Kanubhai’s house can meet the water requirements without sourcing it from elsewhere for three years.
Additionally, the family grows organic vegetables to meet nutrient requirements and treat their sewage water within the premises. Moreover, it receives Rs 10,000 from the government by supplying electricity to the grid.
Kanubhai explains his inspiration to introduce sustainable features stemmed from the issue of water scarcity reeling in the Saurashtra region of the state.
“The region faces the brunt of water scarcity every summer, and our neighbourhood receives water 15 days a month. It causes immense inconvenience, and hence I decided to take sustainable measures to resolve the crisis,” he tells The Better India.
Kanubhai positioned the house allowing it to receive maximum sunlight. He made the windows larger than the conventional size and ensured that the house had air circulation with a horizontal cross-ventilation technique. “This ensures the air gets cooled before entering the house,” he says.
“The structural design helped reduce the need to use electrical lighting and fans during the day,” he says.
To address the water scarcity issues, Kanubhai built a 20,000-litre capacity underground water tank that stores rainwater during the monsoon.

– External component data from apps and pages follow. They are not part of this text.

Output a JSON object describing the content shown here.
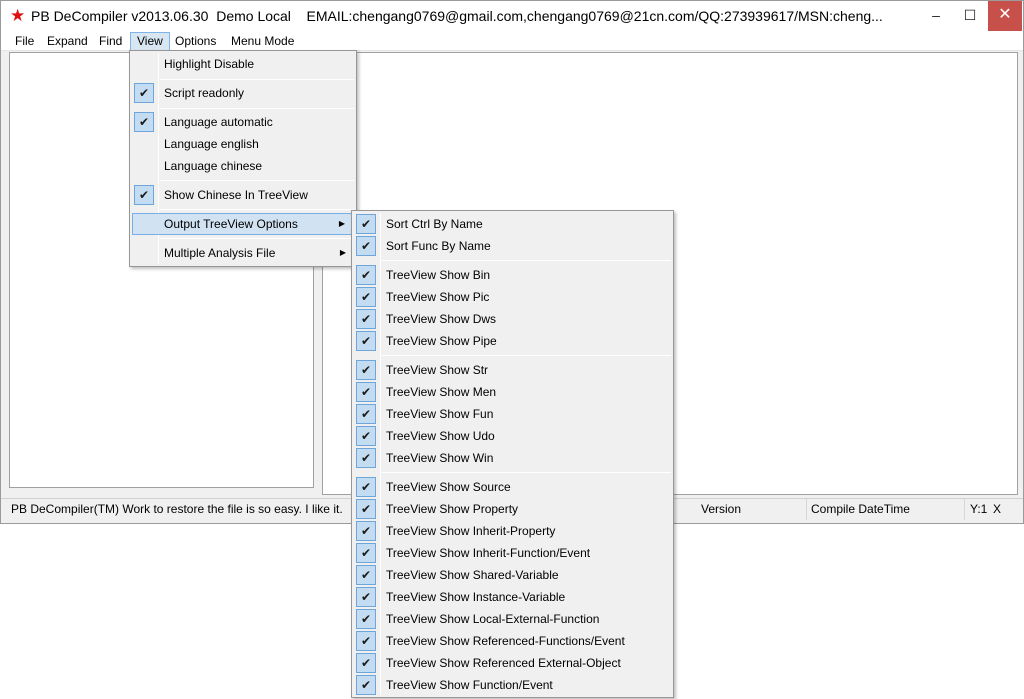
{
  "window": {
    "title": "PB DeCompiler v2013.06.30  Demo Local    EMAIL:chengang0769@gmail.com,chengang0769@21cn.com/QQ:273939617/MSN:cheng...",
    "min_glyph": "–",
    "max_glyph": "☐",
    "close_glyph": "✕",
    "accent_color": "#7eb4ea"
  },
  "menubar": {
    "items": [
      "File",
      "Expand",
      "Find",
      "View",
      "Options",
      "Menu Mode"
    ]
  },
  "view_menu": {
    "items": [
      {
        "label": "Highlight Disable",
        "checked": false
      },
      {
        "label": "Script readonly",
        "checked": true
      },
      {
        "label": "Language automatic",
        "checked": true
      },
      {
        "label": "Language english",
        "checked": false
      },
      {
        "label": "Language chinese",
        "checked": false
      },
      {
        "label": "Show Chinese In TreeView",
        "checked": true
      },
      {
        "label": "Output TreeView Options",
        "checked": false,
        "submenu": true
      },
      {
        "label": "Multiple Analysis File",
        "checked": false,
        "submenu": true
      }
    ]
  },
  "submenu": {
    "items": [
      "Sort Ctrl By Name",
      "Sort Func By Name",
      "TreeView Show Bin",
      "TreeView Show Pic",
      "TreeView Show Dws",
      "TreeView Show Pipe",
      "TreeView Show Str",
      "TreeView Show Men",
      "TreeView Show Fun",
      "TreeView Show Udo",
      "TreeView Show Win",
      "TreeView Show Source",
      "TreeView Show Property",
      "TreeView Show Inherit-Property",
      "TreeView Show Inherit-Function/Event",
      "TreeView Show Shared-Variable",
      "TreeView Show Instance-Variable",
      "TreeView Show Local-External-Function",
      "TreeView Show Referenced-Functions/Event",
      "TreeView Show Referenced External-Object",
      "TreeView Show Function/Event"
    ]
  },
  "statusbar": {
    "message": "PB DeCompiler(TM)  Work to restore the file is so easy. I like it.",
    "col_partial": "n",
    "version": "Version",
    "compile_datetime": "Compile DateTime",
    "y": "Y:1",
    "x": "X"
  },
  "icons": {
    "app": "★",
    "check": "✔",
    "submenu_arrow": "▶"
  }
}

Another water tank of 8,000 litre capacity in the backyard serves the needs of gardening and other non-domestic needs.
“If both the tanks overflow due to excess rains, the rainwater is harvested and directed to recharge the groundwater table. Thus, the rainwater received in our house premises is channelised for domestic purpose or returned to nature,” he says, adding that he innovated the concept to arrest rainwater.

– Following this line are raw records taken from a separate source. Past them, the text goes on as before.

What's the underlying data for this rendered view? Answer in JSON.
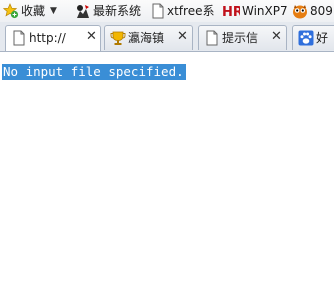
{
  "bookmarks_bar": {
    "favorites_label": "收藏",
    "items": [
      {
        "label": "最新系统",
        "icon": "system-icon"
      },
      {
        "label": "xtfree系",
        "icon": "page-icon"
      },
      {
        "label": "WinXP7",
        "icon": "hr-logo-icon"
      },
      {
        "label": "809",
        "icon": "owl-icon"
      }
    ]
  },
  "tabs": [
    {
      "label": "http://",
      "icon": "page-icon",
      "active": true
    },
    {
      "label": "瀛海镇",
      "icon": "trophy-icon",
      "active": false
    },
    {
      "label": "提示信",
      "icon": "page-icon",
      "active": false
    },
    {
      "label": "好",
      "icon": "paw-icon",
      "active": false
    }
  ],
  "page": {
    "message": "No input file specified."
  },
  "colors": {
    "selection": "#3a8ed6",
    "tab_border": "#a9b4c4"
  }
}
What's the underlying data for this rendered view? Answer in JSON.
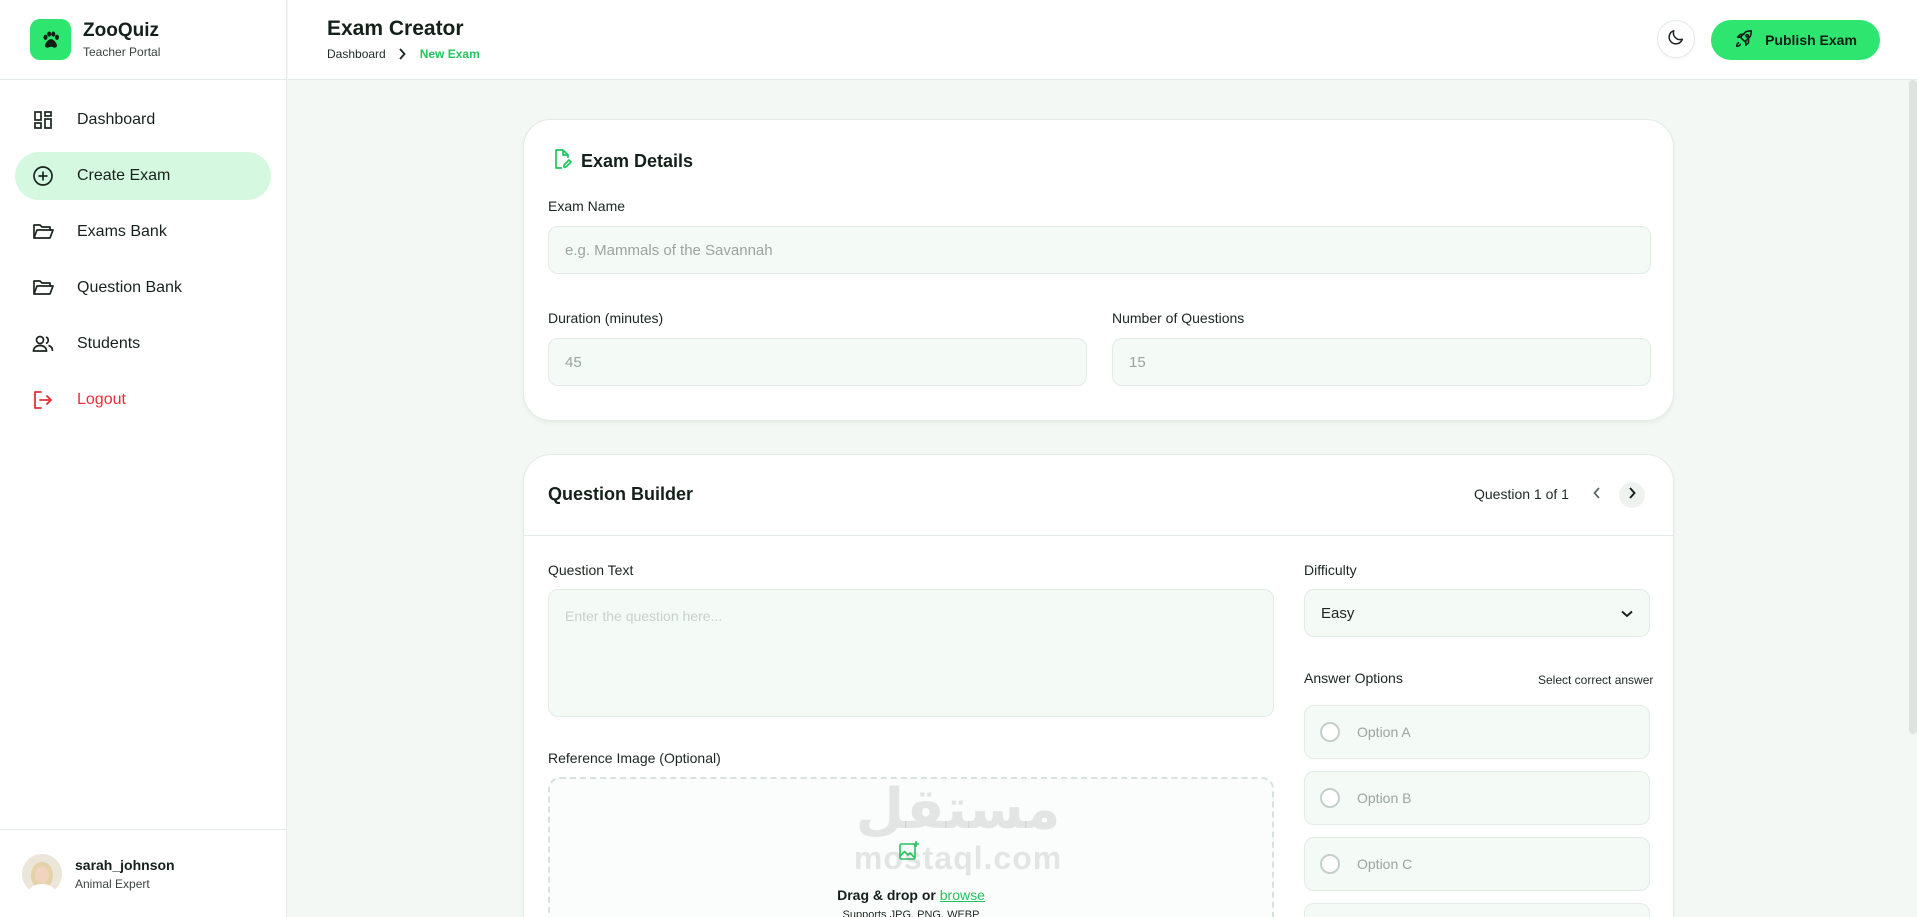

To recycle the sewage water from the house, Kanubhai has created 2-feet-long vegetation beds with specific plant species that break down the complex elements present in the waste and decompose them. “The recycled water is then used for kitchen gardening or other usages. We grow all our vegetables in the backyard as the ones available in the market are chemically grown, unhealthy, poisonous for human consumption and the environment,” he says.
His wife Kailash says that organic food grown in their kitchen garden meets 95 per cent of their daily vegetable needs. “We have even installed a drip irrigation system to make efficient use of water for their growth,” she adds.

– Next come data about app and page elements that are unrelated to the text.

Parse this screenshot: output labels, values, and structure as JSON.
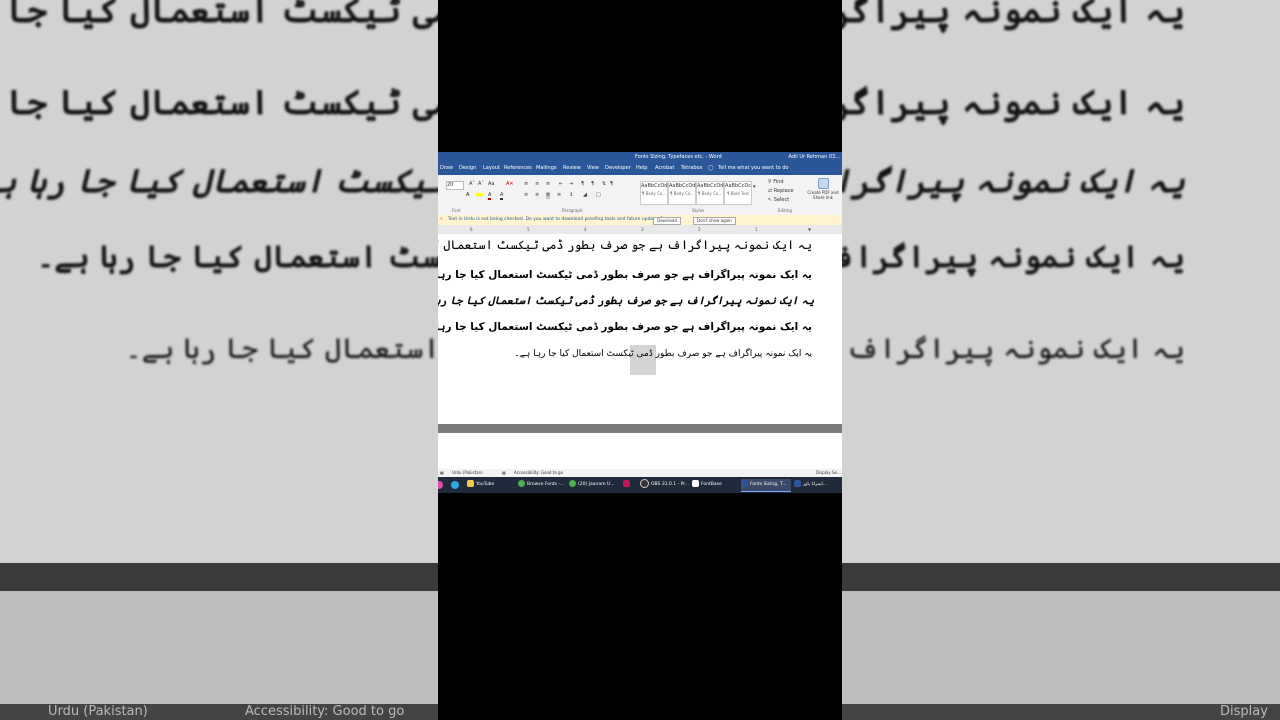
{
  "app": {
    "title": "Fonts Sizing, Typefaces etc.  -  Word",
    "user": "Adil Ur Rehman 03..."
  },
  "ribbon": {
    "tabs": [
      "Draw",
      "Design",
      "Layout",
      "References",
      "Mailings",
      "Review",
      "View",
      "Developer",
      "Help",
      "Acrobat",
      "Tetrabox"
    ],
    "tell_me": "Tell me what you want to do",
    "font_size": "20",
    "styles": [
      {
        "preview": "AaBbCcDdI",
        "name": "¶ Body Co..."
      },
      {
        "preview": "AaBbCcDdI",
        "name": "¶ Body Co..."
      },
      {
        "preview": "AaBbCcDdI",
        "name": "¶ Body Co..."
      },
      {
        "preview": "AaBbCcDc",
        "name": "¶ Bold Text"
      }
    ],
    "editing": {
      "find": "Find",
      "replace": "Replace",
      "select": "Select"
    },
    "acrobat": "Create PDF and Share link",
    "groups": {
      "font": "Font",
      "paragraph": "Paragraph",
      "styles": "Styles",
      "editing": "Editing"
    }
  },
  "message_bar": {
    "text": "Text in Urdu is not being checked. Do you want to download proofing tools and future updates?",
    "download_label": "Download",
    "dont_show_label": "Don't show again"
  },
  "ruler": {
    "ticks": [
      "6",
      "5",
      "4",
      "3",
      "2",
      "1"
    ]
  },
  "document": {
    "paragraphs": [
      "یہ ایک نمونہ پیراگراف ہے جو صرف بطور ڈمی ٹیکسٹ استعمال کیا جا رہا ہے۔",
      "یہ ایک نمونہ پیراگراف ہے جو صرف بطور ڈمی ٹیکسٹ استعمال کیا جا رہا ہے۔",
      "یہ ایک نمونہ پیراگراف ہے جو صرف بطور ڈمی ٹیکسٹ استعمال کیا جا رہا ہے۔",
      "یہ ایک نمونہ پیراگراف ہے جو صرف بطور ڈمی ٹیکسٹ استعمال کیا جا رہا ہے۔",
      "یہ ایک نمونہ پیراگراف ہے جو صرف بطور ڈمی ٹیکسٹ استعمال کیا جا رہا ہے۔"
    ]
  },
  "status_bar": {
    "language": "Urdu (Pakistan)",
    "accessibility": "Accessibility: Good to go",
    "display": "Display Se..."
  },
  "taskbar": {
    "items": [
      "YouTube",
      "Browse Fonts -...",
      "(20) Jaanam U...",
      "OBS 31.0.1 - Pr...",
      "FontBase",
      "Fonts Sizing, T...",
      "ایمرلڈ پاور..."
    ]
  },
  "background": {
    "lines": [
      "یہ ایک نمونہ پیراگراف ہے جو صرف بطور ڈمی ٹیکسٹ استعمال کیا جا رہا ہے۔",
      "یہ ایک نمونہ پیراگراف ہے جو صرف بطور ڈمی ٹیکسٹ استعمال کیا جا رہا ہے۔",
      "یہ ایک نمونہ پیراگراف ہے جو صرف بطور ڈمی ٹیکسٹ استعمال کیا جا رہا ہے۔",
      "یہ ایک نمونہ پیراگراف ہے جو صرف بطور ڈمی ٹیکسٹ استعمال کیا جا رہا ہے۔",
      "یہ ایک نمونہ پیراگراف ہے جو صرف بطور ڈمی ٹیکسٹ استعمال کیا جا رہا ہے۔"
    ],
    "status_language": "Urdu (Pakistan)",
    "status_accessibility": "Accessibility: Good to go",
    "status_display": "Display Se"
  },
  "colors": {
    "word_blue": "#2b579a",
    "message_bar": "#fff4ce",
    "taskbar": "#202a3a"
  }
}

Kailash says the family has also set up a 3 kW solar power unit that meets all their electricity needs in the house. “The electricity generated by solar panels is more than required. The surplus is sent to the power utility company, which pays us Rs 10,000 for sourcing the energy,” she adds.
The house also earned an ‘Ideal House Award’ by the District and the State Government.
On a concluding note, Kanubhai says, “One can build a house spending crores, however, it is crucial to include sustainability aspects that are also affordable for an individual across all strata of society.”
Read this article in Hindi here.
Edited by Yoshita Rao